**Required work**
The following listing has lines to check for the word "sole"; give only the number of lines that contain it.

**Material for this exercise**
=== Section Start ===
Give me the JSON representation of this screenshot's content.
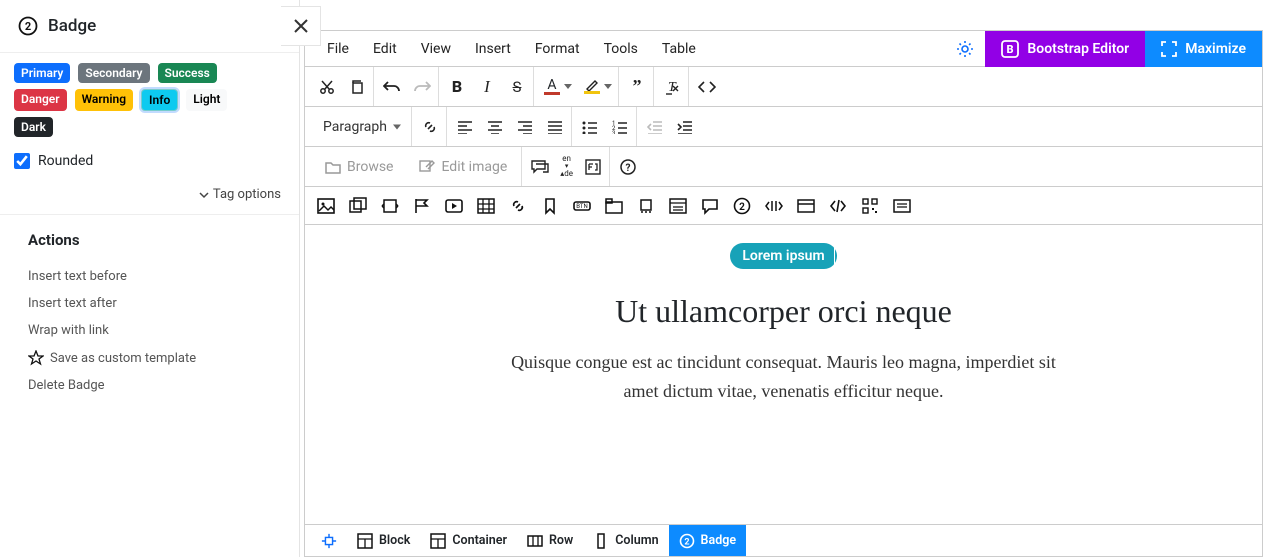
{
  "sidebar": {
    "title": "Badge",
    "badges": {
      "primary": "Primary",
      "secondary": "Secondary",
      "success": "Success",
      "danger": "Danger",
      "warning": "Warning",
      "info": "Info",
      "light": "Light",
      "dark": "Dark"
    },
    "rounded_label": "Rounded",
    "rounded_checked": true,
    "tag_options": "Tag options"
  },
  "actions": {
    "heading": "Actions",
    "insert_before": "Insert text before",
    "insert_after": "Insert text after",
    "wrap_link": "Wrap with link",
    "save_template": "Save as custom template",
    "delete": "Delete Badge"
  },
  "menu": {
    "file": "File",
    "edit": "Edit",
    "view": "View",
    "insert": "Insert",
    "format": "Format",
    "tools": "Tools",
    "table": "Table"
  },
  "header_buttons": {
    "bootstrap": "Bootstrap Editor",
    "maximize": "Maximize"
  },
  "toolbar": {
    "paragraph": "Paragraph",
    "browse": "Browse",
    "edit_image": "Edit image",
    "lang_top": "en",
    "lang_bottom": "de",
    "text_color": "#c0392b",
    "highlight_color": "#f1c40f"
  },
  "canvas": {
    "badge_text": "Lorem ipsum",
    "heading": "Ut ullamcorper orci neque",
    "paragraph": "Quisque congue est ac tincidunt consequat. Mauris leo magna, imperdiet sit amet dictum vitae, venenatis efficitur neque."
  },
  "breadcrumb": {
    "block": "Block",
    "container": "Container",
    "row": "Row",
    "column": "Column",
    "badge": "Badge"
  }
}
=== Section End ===
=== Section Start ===
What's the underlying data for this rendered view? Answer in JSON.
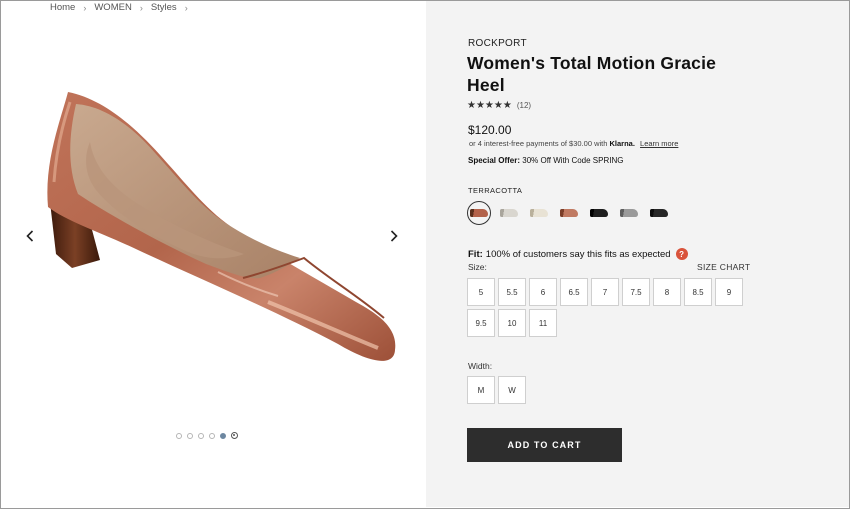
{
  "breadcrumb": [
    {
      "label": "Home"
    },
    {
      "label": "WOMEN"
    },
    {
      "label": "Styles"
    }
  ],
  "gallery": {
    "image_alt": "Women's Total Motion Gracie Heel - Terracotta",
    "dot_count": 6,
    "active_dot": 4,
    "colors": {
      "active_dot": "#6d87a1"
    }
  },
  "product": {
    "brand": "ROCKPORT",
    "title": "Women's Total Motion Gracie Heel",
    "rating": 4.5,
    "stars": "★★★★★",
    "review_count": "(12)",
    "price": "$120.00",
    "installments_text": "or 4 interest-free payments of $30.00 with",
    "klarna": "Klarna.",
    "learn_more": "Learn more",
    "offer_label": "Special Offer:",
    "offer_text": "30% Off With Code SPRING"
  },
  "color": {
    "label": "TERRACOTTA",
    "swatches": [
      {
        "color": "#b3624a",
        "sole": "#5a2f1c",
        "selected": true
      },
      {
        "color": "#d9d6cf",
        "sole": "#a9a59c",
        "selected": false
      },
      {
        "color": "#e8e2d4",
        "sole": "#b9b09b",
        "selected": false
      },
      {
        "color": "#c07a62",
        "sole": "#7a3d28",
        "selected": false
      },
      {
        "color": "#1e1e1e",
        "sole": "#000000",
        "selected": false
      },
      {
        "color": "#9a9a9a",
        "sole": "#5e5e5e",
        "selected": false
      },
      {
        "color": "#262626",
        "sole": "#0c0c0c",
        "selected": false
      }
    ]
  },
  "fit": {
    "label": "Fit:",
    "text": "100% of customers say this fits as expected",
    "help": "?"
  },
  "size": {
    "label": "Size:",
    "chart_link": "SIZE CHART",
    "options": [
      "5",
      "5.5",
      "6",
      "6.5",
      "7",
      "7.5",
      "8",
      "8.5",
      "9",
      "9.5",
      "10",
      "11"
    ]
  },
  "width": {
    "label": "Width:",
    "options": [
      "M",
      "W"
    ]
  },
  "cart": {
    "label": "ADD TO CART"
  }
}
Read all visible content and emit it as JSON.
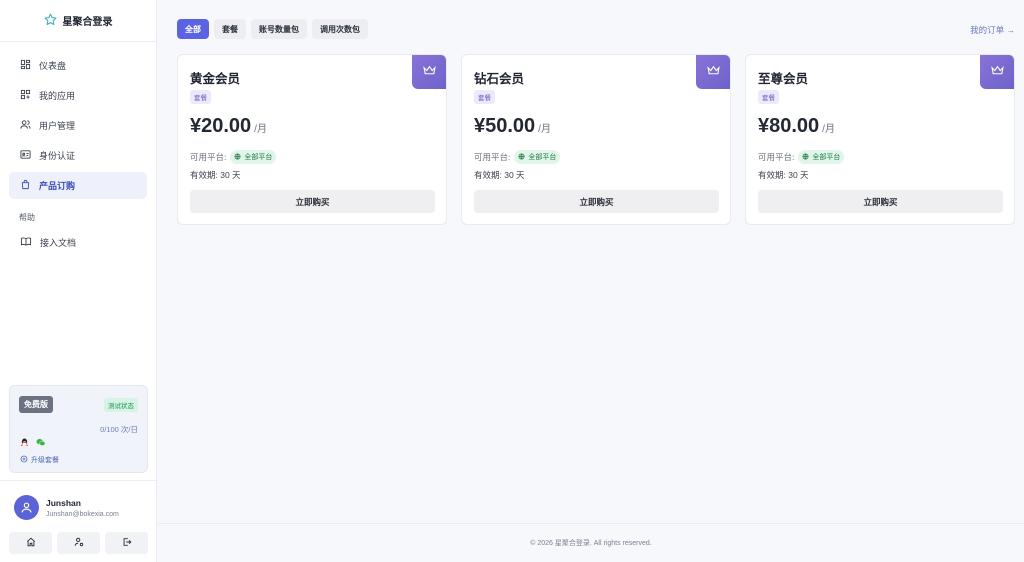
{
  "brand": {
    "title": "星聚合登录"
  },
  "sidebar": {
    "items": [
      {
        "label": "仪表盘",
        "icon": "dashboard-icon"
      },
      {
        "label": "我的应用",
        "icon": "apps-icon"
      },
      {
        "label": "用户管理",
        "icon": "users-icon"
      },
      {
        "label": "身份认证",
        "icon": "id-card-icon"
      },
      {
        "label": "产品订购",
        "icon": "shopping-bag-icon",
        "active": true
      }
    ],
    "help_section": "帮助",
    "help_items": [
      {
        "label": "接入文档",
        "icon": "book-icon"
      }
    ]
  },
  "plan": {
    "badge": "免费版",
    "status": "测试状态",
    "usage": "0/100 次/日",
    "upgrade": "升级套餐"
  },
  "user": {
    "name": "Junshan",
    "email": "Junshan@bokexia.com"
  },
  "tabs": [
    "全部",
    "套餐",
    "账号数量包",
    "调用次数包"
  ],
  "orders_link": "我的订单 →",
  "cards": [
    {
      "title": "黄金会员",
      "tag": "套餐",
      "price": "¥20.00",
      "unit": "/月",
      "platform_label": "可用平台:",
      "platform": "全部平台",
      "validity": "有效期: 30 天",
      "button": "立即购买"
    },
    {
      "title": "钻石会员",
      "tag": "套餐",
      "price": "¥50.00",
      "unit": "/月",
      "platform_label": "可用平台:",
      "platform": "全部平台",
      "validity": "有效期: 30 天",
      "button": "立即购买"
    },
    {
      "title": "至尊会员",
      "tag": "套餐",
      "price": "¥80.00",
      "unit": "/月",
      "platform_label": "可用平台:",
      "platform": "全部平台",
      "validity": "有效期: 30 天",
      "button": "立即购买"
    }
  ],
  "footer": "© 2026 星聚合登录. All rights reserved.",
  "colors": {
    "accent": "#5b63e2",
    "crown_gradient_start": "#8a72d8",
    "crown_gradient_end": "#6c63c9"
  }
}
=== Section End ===
**Solution to this problem**
7